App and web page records
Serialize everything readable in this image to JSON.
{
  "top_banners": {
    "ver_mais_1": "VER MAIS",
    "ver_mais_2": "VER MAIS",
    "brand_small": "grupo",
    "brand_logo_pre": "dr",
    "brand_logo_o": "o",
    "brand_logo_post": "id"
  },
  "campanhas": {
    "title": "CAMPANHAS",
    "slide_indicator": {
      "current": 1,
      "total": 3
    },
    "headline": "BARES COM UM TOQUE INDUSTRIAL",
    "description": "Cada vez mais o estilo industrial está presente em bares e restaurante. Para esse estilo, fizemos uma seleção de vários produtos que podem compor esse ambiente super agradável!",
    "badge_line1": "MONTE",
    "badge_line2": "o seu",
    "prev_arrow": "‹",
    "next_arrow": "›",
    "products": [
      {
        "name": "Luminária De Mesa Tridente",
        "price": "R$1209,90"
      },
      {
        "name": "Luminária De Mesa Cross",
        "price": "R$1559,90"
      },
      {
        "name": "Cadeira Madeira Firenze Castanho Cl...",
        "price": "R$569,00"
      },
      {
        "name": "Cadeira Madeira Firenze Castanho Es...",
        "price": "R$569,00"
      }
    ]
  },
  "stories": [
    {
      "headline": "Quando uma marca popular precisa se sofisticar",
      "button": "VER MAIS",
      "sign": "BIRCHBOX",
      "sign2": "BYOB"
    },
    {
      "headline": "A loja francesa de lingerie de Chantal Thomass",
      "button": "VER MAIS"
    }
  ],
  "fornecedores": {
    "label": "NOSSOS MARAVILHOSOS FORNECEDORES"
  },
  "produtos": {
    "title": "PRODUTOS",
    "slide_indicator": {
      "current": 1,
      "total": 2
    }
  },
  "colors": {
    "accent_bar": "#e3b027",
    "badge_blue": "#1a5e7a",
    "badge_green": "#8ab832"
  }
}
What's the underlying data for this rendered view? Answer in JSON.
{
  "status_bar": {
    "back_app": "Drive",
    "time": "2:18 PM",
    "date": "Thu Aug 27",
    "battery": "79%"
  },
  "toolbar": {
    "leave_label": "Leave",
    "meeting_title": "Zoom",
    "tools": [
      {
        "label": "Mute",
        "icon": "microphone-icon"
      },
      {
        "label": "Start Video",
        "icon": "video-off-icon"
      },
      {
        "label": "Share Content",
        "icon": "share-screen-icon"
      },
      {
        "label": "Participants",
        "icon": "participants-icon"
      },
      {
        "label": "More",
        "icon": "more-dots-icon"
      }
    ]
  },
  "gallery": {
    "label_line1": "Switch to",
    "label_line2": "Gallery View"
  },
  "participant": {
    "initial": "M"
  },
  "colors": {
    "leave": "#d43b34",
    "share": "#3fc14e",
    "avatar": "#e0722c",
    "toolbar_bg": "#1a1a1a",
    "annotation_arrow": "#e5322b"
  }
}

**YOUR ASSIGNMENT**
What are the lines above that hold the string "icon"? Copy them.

**TASK RESULT**
        "icon": "microphone-icon"
        "icon": "video-off-icon"
        "icon": "share-screen-icon"
        "icon": "participants-icon"
        "icon": "more-dots-icon"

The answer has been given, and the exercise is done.